It also means business travel coverage is just as much about technology and products as it is about destinations.
"We target the mainstream publications like Maxim, Stuff, PC Magazine, and PC World that people would read on airplanes," says Phil O'Shaughnessy, senior director of corporate communications at personal technology maker Creative, which has a host of products for corporate travelers. "But in-flight magazines are also a real gem for us in terms of reaching the business traveler, though they can be hard to get into because they have limited coverage of the kinds of products we have."
O'Shaughnessy did manage to successfully pitch to United Airlines' Hemisphere a package of products for business travelers that includes a travel mouse, a set of travel speakers, a small web cam for notebooks, and portable sound cards. But he admits that PR pros must use different selling points to appeal to the business traveler.
"We do tend to focus more on how easy it is to use the product and how quick it is to set it up," he says. "Also, compact size is very important to the business traveler, and one of the reasons we included our web cam in the pitch was that it is so small you can fit it in a briefcase."
Michelle Moody, principal at Dallas-based Moody & Associates, which represents LapWorks and its line of portable desks for laptop computers, notes that PR pros should cast a wide net to target business travelers.
"You can't just target the business travel titles, because they tend to be destination focused," she says. "And when they do have product coverage, often it's on things like the iPod and other items that are hugely hot. So you really need to pay attention to every outlet you can and tailor your pitch to each of them."
Pitching ... business travel
- Business travelers are just as interested in the amenities of their destinations as leisure vacationers, so don't just focus on the business centers and conference facilities. Make sure you also mention spas and fine dining
- Corporate road warriors tend to be consumers of a wide variety of media, so don't limit pitches exclusively to dedicated business travel outlets
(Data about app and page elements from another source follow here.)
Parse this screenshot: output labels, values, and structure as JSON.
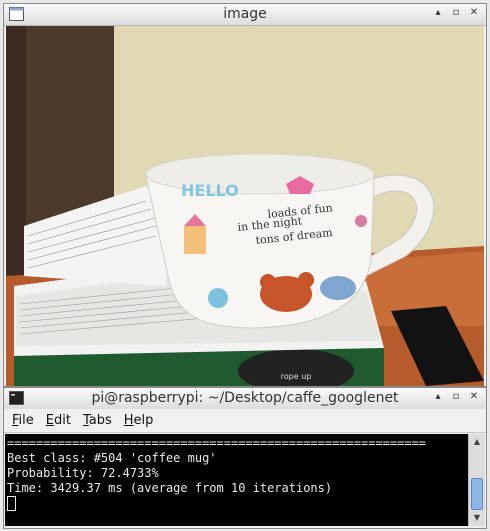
{
  "image_window": {
    "title": "image",
    "controls": {
      "minimize": "▴",
      "maximize": "▫",
      "close": "✕"
    }
  },
  "photo": {
    "mug_text_line1": "loads of fun",
    "mug_text_line2": "in the night",
    "mug_text_line3": "tons of dream",
    "mug_text_top": "HELLO",
    "mousepad_text": "rope up"
  },
  "terminal_window": {
    "title": "pi@raspberrypi: ~/Desktop/caffe_googlenet",
    "controls": {
      "minimize": "▴",
      "maximize": "▫",
      "close": "✕"
    },
    "menu": [
      {
        "accel": "F",
        "rest": "ile"
      },
      {
        "accel": "E",
        "rest": "dit"
      },
      {
        "accel": "T",
        "rest": "abs"
      },
      {
        "accel": "H",
        "rest": "elp"
      }
    ],
    "lines": [
      "==========================================================",
      "Best class: #504 'coffee mug'",
      "Probability: 72.4733%",
      "Time: 3429.37 ms (average from 10 iterations)"
    ]
  },
  "colors": {
    "wall": "#dcd4a8",
    "door": "#5a4030",
    "terminal_bg": "#000000",
    "scroll_thumb": "#8fb6e6"
  }
}
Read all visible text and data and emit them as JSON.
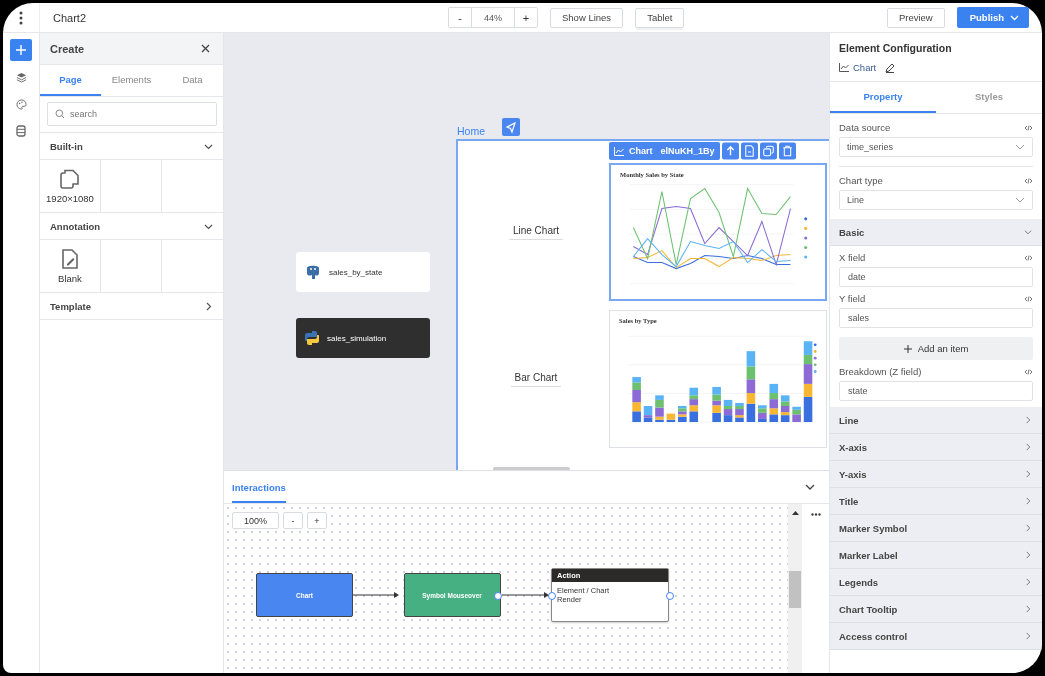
{
  "app_bar": {
    "title": "Chart2",
    "zoom_out": "-",
    "zoom": "44%",
    "zoom_in": "+",
    "show_lines": "Show Lines",
    "device": "Tablet",
    "preview": "Preview",
    "publish": "Publish"
  },
  "rail": [
    {
      "kind": "add",
      "selected": true
    },
    {
      "kind": "layers",
      "selected": false
    },
    {
      "kind": "palette",
      "selected": false
    },
    {
      "kind": "database",
      "selected": false
    }
  ],
  "create_panel": {
    "title": "Create",
    "tabs": [
      {
        "label": "Page",
        "selected": true
      },
      {
        "label": "Elements",
        "selected": false
      },
      {
        "label": "Data",
        "selected": false
      }
    ],
    "search": {
      "placeholder": "search"
    },
    "sections": [
      {
        "title": "Built-in",
        "expanded": true,
        "items": [
          {
            "kind": "pages",
            "label": "1920×1080"
          }
        ]
      },
      {
        "title": "Annotation",
        "expanded": true,
        "items": [
          {
            "kind": "document",
            "label": "Blank"
          }
        ]
      },
      {
        "title": "Template",
        "expanded": false
      }
    ]
  },
  "canvas": {
    "data_nodes": [
      {
        "kind": "database",
        "label": "sales_by_state",
        "selected": false
      },
      {
        "kind": "script",
        "label": "sales_simulation",
        "selected": true
      }
    ],
    "page": {
      "title": "Home",
      "toolbar": {
        "type": "Chart",
        "id": "elNuKH_1By"
      },
      "rows": [
        {
          "label": "Line Chart",
          "chart": {
            "kind": "line",
            "title": "Monthly Sales by State",
            "selected": true
          }
        },
        {
          "label": "Bar Chart",
          "chart": {
            "kind": "bar",
            "title": "Sales by Type",
            "selected": false
          }
        }
      ]
    }
  },
  "interactions": {
    "tab": "Interactions",
    "zoom": "100%",
    "zoom_out": "-",
    "zoom_in": "+",
    "nodes": [
      {
        "kind": "trigger",
        "label": "Chart"
      },
      {
        "kind": "event",
        "label": "Symbol Mouseover"
      },
      {
        "kind": "action",
        "label": "Action",
        "lines": [
          "Element / Chart",
          "Render"
        ]
      }
    ]
  },
  "config": {
    "title": "Element Configuration",
    "element": "Chart",
    "tabs": [
      {
        "label": "Property",
        "selected": true
      },
      {
        "label": "Styles",
        "selected": false
      }
    ],
    "fields": [
      {
        "kind": "select",
        "label": "Data source",
        "value": "time_series"
      },
      {
        "kind": "select",
        "label": "Chart type",
        "value": "Line"
      }
    ],
    "sections": [
      {
        "title": "Basic",
        "expanded": true,
        "fields": [
          {
            "kind": "input",
            "label": "X field",
            "value": "date"
          },
          {
            "kind": "input",
            "label": "Y field",
            "value": "sales"
          },
          {
            "kind": "add",
            "label": "Add an item"
          },
          {
            "kind": "input",
            "label": "Breakdown (Z field)",
            "value": "state"
          }
        ]
      },
      {
        "title": "Line",
        "expanded": false
      },
      {
        "title": "X-axis",
        "expanded": false
      },
      {
        "title": "Y-axis",
        "expanded": false
      },
      {
        "title": "Title",
        "expanded": false
      },
      {
        "title": "Marker Symbol",
        "expanded": false
      },
      {
        "title": "Marker Label",
        "expanded": false
      },
      {
        "title": "Legends",
        "expanded": false
      },
      {
        "title": "Chart Tooltip",
        "expanded": false
      },
      {
        "title": "Access control",
        "expanded": false
      }
    ]
  }
}
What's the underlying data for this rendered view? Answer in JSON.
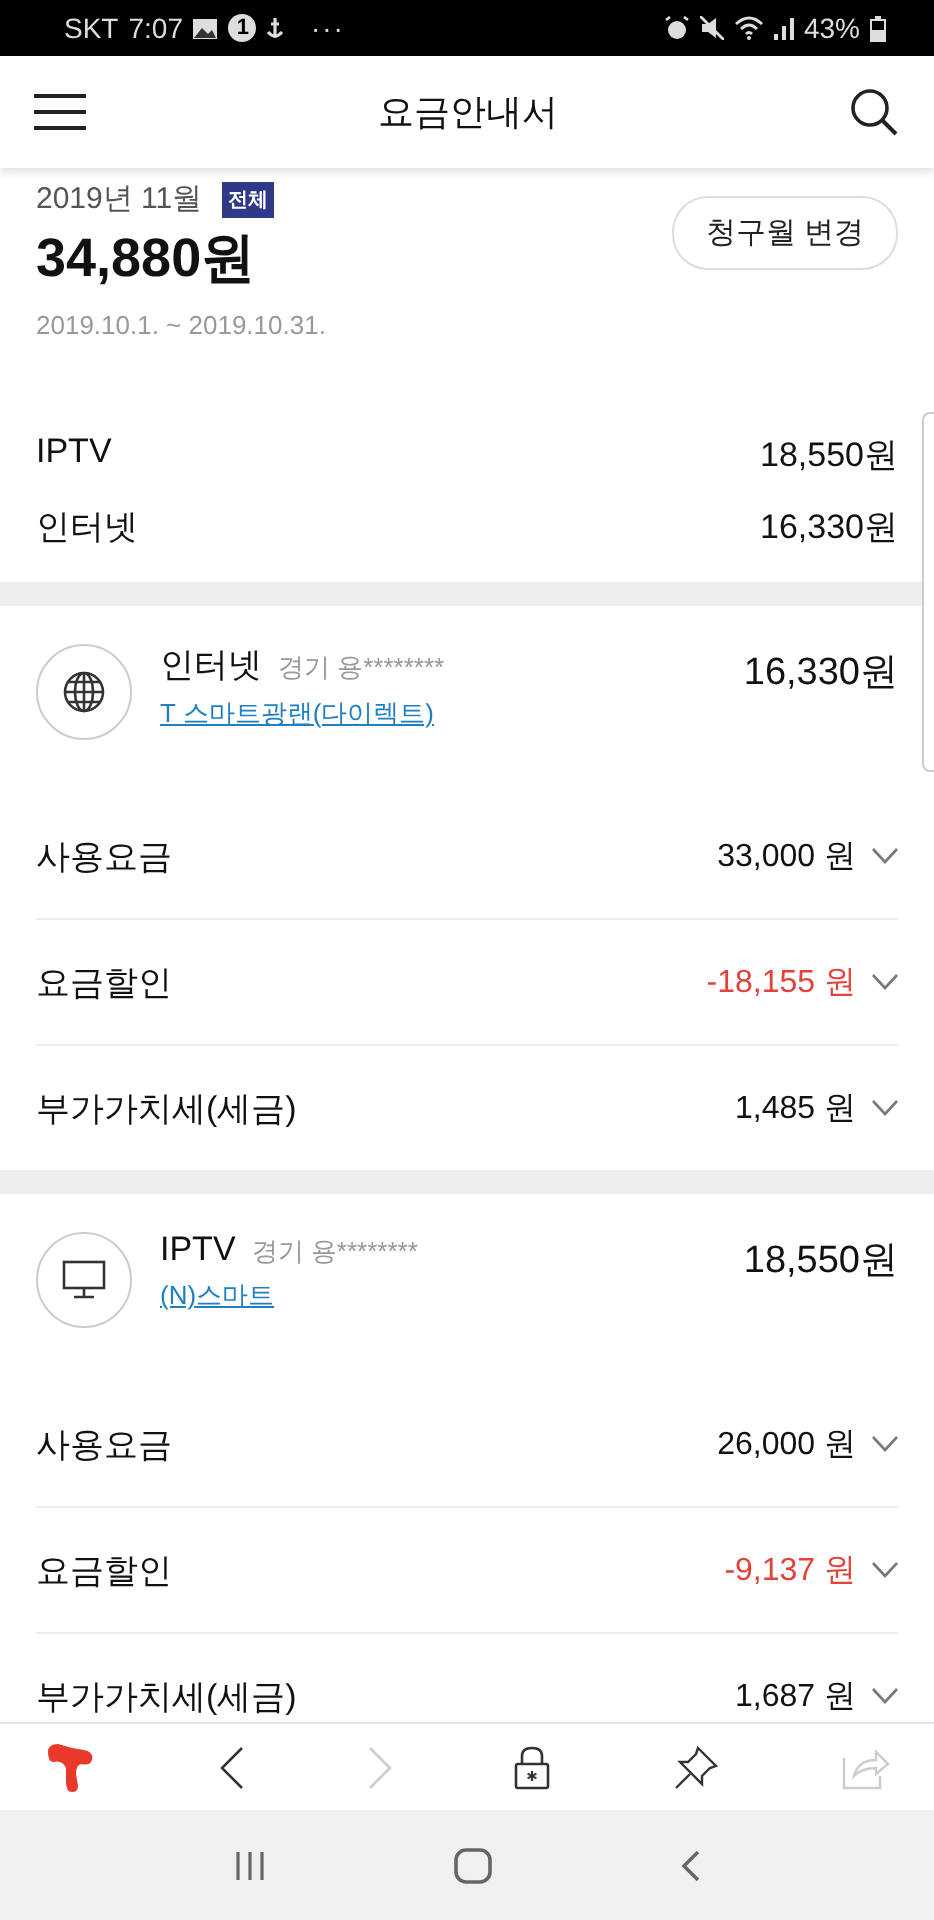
{
  "status_bar": {
    "carrier": "SKT",
    "time": "7:07",
    "notification_count": "1",
    "more": "···",
    "battery": "43%"
  },
  "header": {
    "title": "요금안내서"
  },
  "summary": {
    "month": "2019년 11월",
    "badge": "전체",
    "total": "34,880원",
    "period": "2019.10.1. ~ 2019.10.31.",
    "change_button": "청구월 변경"
  },
  "totals": [
    {
      "name": "IPTV",
      "amount": "18,550원"
    },
    {
      "name": "인터넷",
      "amount": "16,330원"
    }
  ],
  "services": [
    {
      "kind": "internet",
      "name": "인터넷",
      "region": "경기 용********",
      "plan": "T 스마트광랜(다이렉트)",
      "amount": "16,330원",
      "charges": [
        {
          "kind": "charge",
          "label": "사용요금",
          "amount": "33,000 원"
        },
        {
          "kind": "discount",
          "label": "요금할인",
          "amount": "-18,155 원"
        },
        {
          "kind": "charge",
          "label": "부가가치세(세금)",
          "amount": "1,485 원"
        }
      ]
    },
    {
      "kind": "tv",
      "name": "IPTV",
      "region": "경기 용********",
      "plan": "(N)스마트",
      "amount": "18,550원",
      "charges": [
        {
          "kind": "charge",
          "label": "사용요금",
          "amount": "26,000 원"
        },
        {
          "kind": "discount",
          "label": "요금할인",
          "amount": "-9,137 원"
        },
        {
          "kind": "charge",
          "label": "부가가치세(세금)",
          "amount": "1,687 원"
        }
      ]
    }
  ]
}
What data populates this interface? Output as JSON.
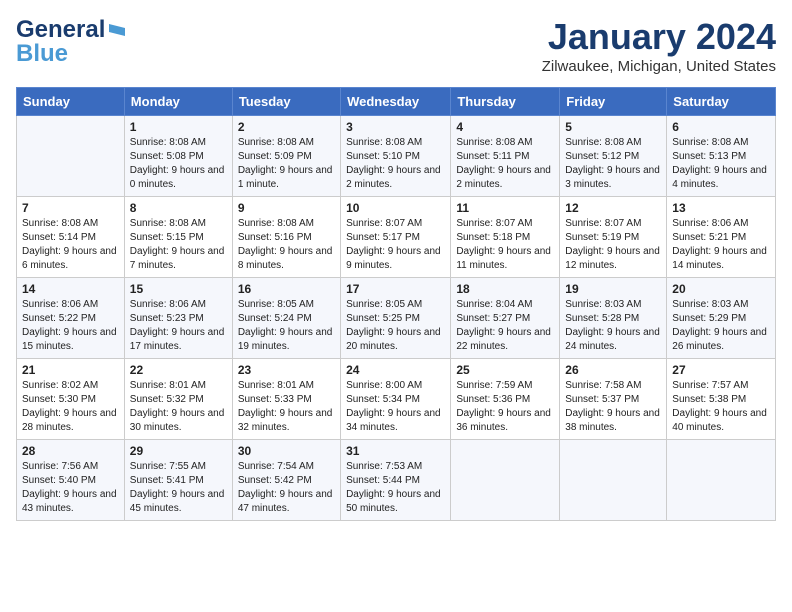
{
  "header": {
    "logo": {
      "line1": "General",
      "line2": "Blue"
    },
    "title": "January 2024",
    "location": "Zilwaukee, Michigan, United States"
  },
  "weekdays": [
    "Sunday",
    "Monday",
    "Tuesday",
    "Wednesday",
    "Thursday",
    "Friday",
    "Saturday"
  ],
  "weeks": [
    [
      {
        "day": "",
        "sunrise": "",
        "sunset": "",
        "daylight": ""
      },
      {
        "day": "1",
        "sunrise": "Sunrise: 8:08 AM",
        "sunset": "Sunset: 5:08 PM",
        "daylight": "Daylight: 9 hours and 0 minutes."
      },
      {
        "day": "2",
        "sunrise": "Sunrise: 8:08 AM",
        "sunset": "Sunset: 5:09 PM",
        "daylight": "Daylight: 9 hours and 1 minute."
      },
      {
        "day": "3",
        "sunrise": "Sunrise: 8:08 AM",
        "sunset": "Sunset: 5:10 PM",
        "daylight": "Daylight: 9 hours and 2 minutes."
      },
      {
        "day": "4",
        "sunrise": "Sunrise: 8:08 AM",
        "sunset": "Sunset: 5:11 PM",
        "daylight": "Daylight: 9 hours and 2 minutes."
      },
      {
        "day": "5",
        "sunrise": "Sunrise: 8:08 AM",
        "sunset": "Sunset: 5:12 PM",
        "daylight": "Daylight: 9 hours and 3 minutes."
      },
      {
        "day": "6",
        "sunrise": "Sunrise: 8:08 AM",
        "sunset": "Sunset: 5:13 PM",
        "daylight": "Daylight: 9 hours and 4 minutes."
      }
    ],
    [
      {
        "day": "7",
        "sunrise": "Sunrise: 8:08 AM",
        "sunset": "Sunset: 5:14 PM",
        "daylight": "Daylight: 9 hours and 6 minutes."
      },
      {
        "day": "8",
        "sunrise": "Sunrise: 8:08 AM",
        "sunset": "Sunset: 5:15 PM",
        "daylight": "Daylight: 9 hours and 7 minutes."
      },
      {
        "day": "9",
        "sunrise": "Sunrise: 8:08 AM",
        "sunset": "Sunset: 5:16 PM",
        "daylight": "Daylight: 9 hours and 8 minutes."
      },
      {
        "day": "10",
        "sunrise": "Sunrise: 8:07 AM",
        "sunset": "Sunset: 5:17 PM",
        "daylight": "Daylight: 9 hours and 9 minutes."
      },
      {
        "day": "11",
        "sunrise": "Sunrise: 8:07 AM",
        "sunset": "Sunset: 5:18 PM",
        "daylight": "Daylight: 9 hours and 11 minutes."
      },
      {
        "day": "12",
        "sunrise": "Sunrise: 8:07 AM",
        "sunset": "Sunset: 5:19 PM",
        "daylight": "Daylight: 9 hours and 12 minutes."
      },
      {
        "day": "13",
        "sunrise": "Sunrise: 8:06 AM",
        "sunset": "Sunset: 5:21 PM",
        "daylight": "Daylight: 9 hours and 14 minutes."
      }
    ],
    [
      {
        "day": "14",
        "sunrise": "Sunrise: 8:06 AM",
        "sunset": "Sunset: 5:22 PM",
        "daylight": "Daylight: 9 hours and 15 minutes."
      },
      {
        "day": "15",
        "sunrise": "Sunrise: 8:06 AM",
        "sunset": "Sunset: 5:23 PM",
        "daylight": "Daylight: 9 hours and 17 minutes."
      },
      {
        "day": "16",
        "sunrise": "Sunrise: 8:05 AM",
        "sunset": "Sunset: 5:24 PM",
        "daylight": "Daylight: 9 hours and 19 minutes."
      },
      {
        "day": "17",
        "sunrise": "Sunrise: 8:05 AM",
        "sunset": "Sunset: 5:25 PM",
        "daylight": "Daylight: 9 hours and 20 minutes."
      },
      {
        "day": "18",
        "sunrise": "Sunrise: 8:04 AM",
        "sunset": "Sunset: 5:27 PM",
        "daylight": "Daylight: 9 hours and 22 minutes."
      },
      {
        "day": "19",
        "sunrise": "Sunrise: 8:03 AM",
        "sunset": "Sunset: 5:28 PM",
        "daylight": "Daylight: 9 hours and 24 minutes."
      },
      {
        "day": "20",
        "sunrise": "Sunrise: 8:03 AM",
        "sunset": "Sunset: 5:29 PM",
        "daylight": "Daylight: 9 hours and 26 minutes."
      }
    ],
    [
      {
        "day": "21",
        "sunrise": "Sunrise: 8:02 AM",
        "sunset": "Sunset: 5:30 PM",
        "daylight": "Daylight: 9 hours and 28 minutes."
      },
      {
        "day": "22",
        "sunrise": "Sunrise: 8:01 AM",
        "sunset": "Sunset: 5:32 PM",
        "daylight": "Daylight: 9 hours and 30 minutes."
      },
      {
        "day": "23",
        "sunrise": "Sunrise: 8:01 AM",
        "sunset": "Sunset: 5:33 PM",
        "daylight": "Daylight: 9 hours and 32 minutes."
      },
      {
        "day": "24",
        "sunrise": "Sunrise: 8:00 AM",
        "sunset": "Sunset: 5:34 PM",
        "daylight": "Daylight: 9 hours and 34 minutes."
      },
      {
        "day": "25",
        "sunrise": "Sunrise: 7:59 AM",
        "sunset": "Sunset: 5:36 PM",
        "daylight": "Daylight: 9 hours and 36 minutes."
      },
      {
        "day": "26",
        "sunrise": "Sunrise: 7:58 AM",
        "sunset": "Sunset: 5:37 PM",
        "daylight": "Daylight: 9 hours and 38 minutes."
      },
      {
        "day": "27",
        "sunrise": "Sunrise: 7:57 AM",
        "sunset": "Sunset: 5:38 PM",
        "daylight": "Daylight: 9 hours and 40 minutes."
      }
    ],
    [
      {
        "day": "28",
        "sunrise": "Sunrise: 7:56 AM",
        "sunset": "Sunset: 5:40 PM",
        "daylight": "Daylight: 9 hours and 43 minutes."
      },
      {
        "day": "29",
        "sunrise": "Sunrise: 7:55 AM",
        "sunset": "Sunset: 5:41 PM",
        "daylight": "Daylight: 9 hours and 45 minutes."
      },
      {
        "day": "30",
        "sunrise": "Sunrise: 7:54 AM",
        "sunset": "Sunset: 5:42 PM",
        "daylight": "Daylight: 9 hours and 47 minutes."
      },
      {
        "day": "31",
        "sunrise": "Sunrise: 7:53 AM",
        "sunset": "Sunset: 5:44 PM",
        "daylight": "Daylight: 9 hours and 50 minutes."
      },
      {
        "day": "",
        "sunrise": "",
        "sunset": "",
        "daylight": ""
      },
      {
        "day": "",
        "sunrise": "",
        "sunset": "",
        "daylight": ""
      },
      {
        "day": "",
        "sunrise": "",
        "sunset": "",
        "daylight": ""
      }
    ]
  ]
}
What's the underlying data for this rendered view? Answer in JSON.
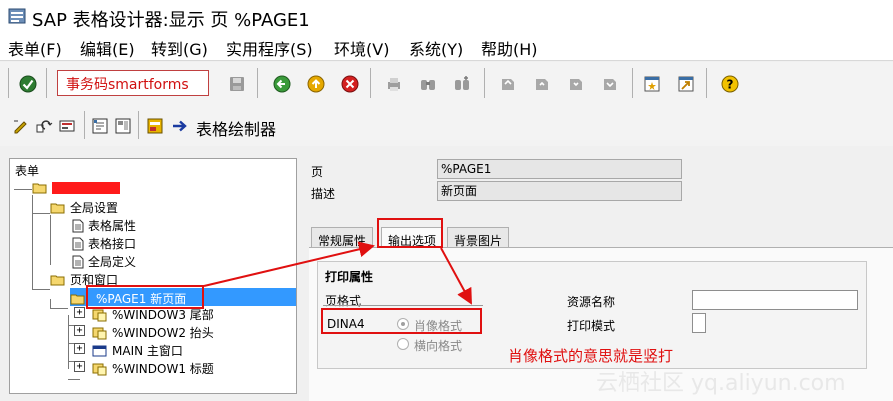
{
  "window": {
    "title": "SAP 表格设计器:显示 页 %PAGE1"
  },
  "menu": {
    "items": [
      "表单(F)",
      "编辑(E)",
      "转到(G)",
      "实用程序(S)",
      "环境(V)",
      "系统(Y)",
      "帮助(H)"
    ]
  },
  "toolbar": {
    "command_value": "事务码smartforms",
    "icons": [
      "check-icon",
      "save-icon",
      "back-icon",
      "exit-icon",
      "cancel-icon",
      "print-icon",
      "find-icon",
      "find-next-icon",
      "first-page-icon",
      "prev-page-icon",
      "next-page-icon",
      "last-page-icon",
      "new-session-icon",
      "shortcut-icon",
      "help-icon"
    ]
  },
  "app_toolbar": {
    "title": "表格绘制器",
    "icons": [
      "edit-icon",
      "other-object-icon",
      "display-icon",
      "field-list-icon",
      "layout-icon",
      "form-painter-icon",
      "arrow-right-icon"
    ]
  },
  "tree": {
    "header": "表单",
    "root_label": "",
    "global_settings": "全局设置",
    "form_attributes": "表格属性",
    "form_interface": "表格接口",
    "global_definitions": "全局定义",
    "pages_windows": "页和窗口",
    "page1": "%PAGE1 新页面",
    "window3": "%WINDOW3 尾部",
    "window2": "%WINDOW2 抬头",
    "main": "MAIN 主窗口",
    "window1": "%WINDOW1 标题"
  },
  "detail": {
    "page_label": "页",
    "page_value": "%PAGE1",
    "desc_label": "描述",
    "desc_value": "新页面",
    "tabs": [
      "常规属性",
      "输出选项",
      "背景图片"
    ],
    "group_title": "打印属性",
    "page_format_label": "页格式",
    "page_format_value": "DINA4",
    "portrait_label": "肖像格式",
    "landscape_label": "横向格式",
    "resource_name_label": "资源名称",
    "print_mode_label": "打印模式"
  },
  "annotation": "肖像格式的意思就是竖打",
  "watermark": "云栖社区 yq.aliyun.com",
  "colors": {
    "annotation_red": "#e01010",
    "selection_blue": "#3399ff"
  }
}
- Remember that business travel is as much about the products executives take with them as it is a destination story, so tailor your pitches to highlight the portability and ease of use of business technology products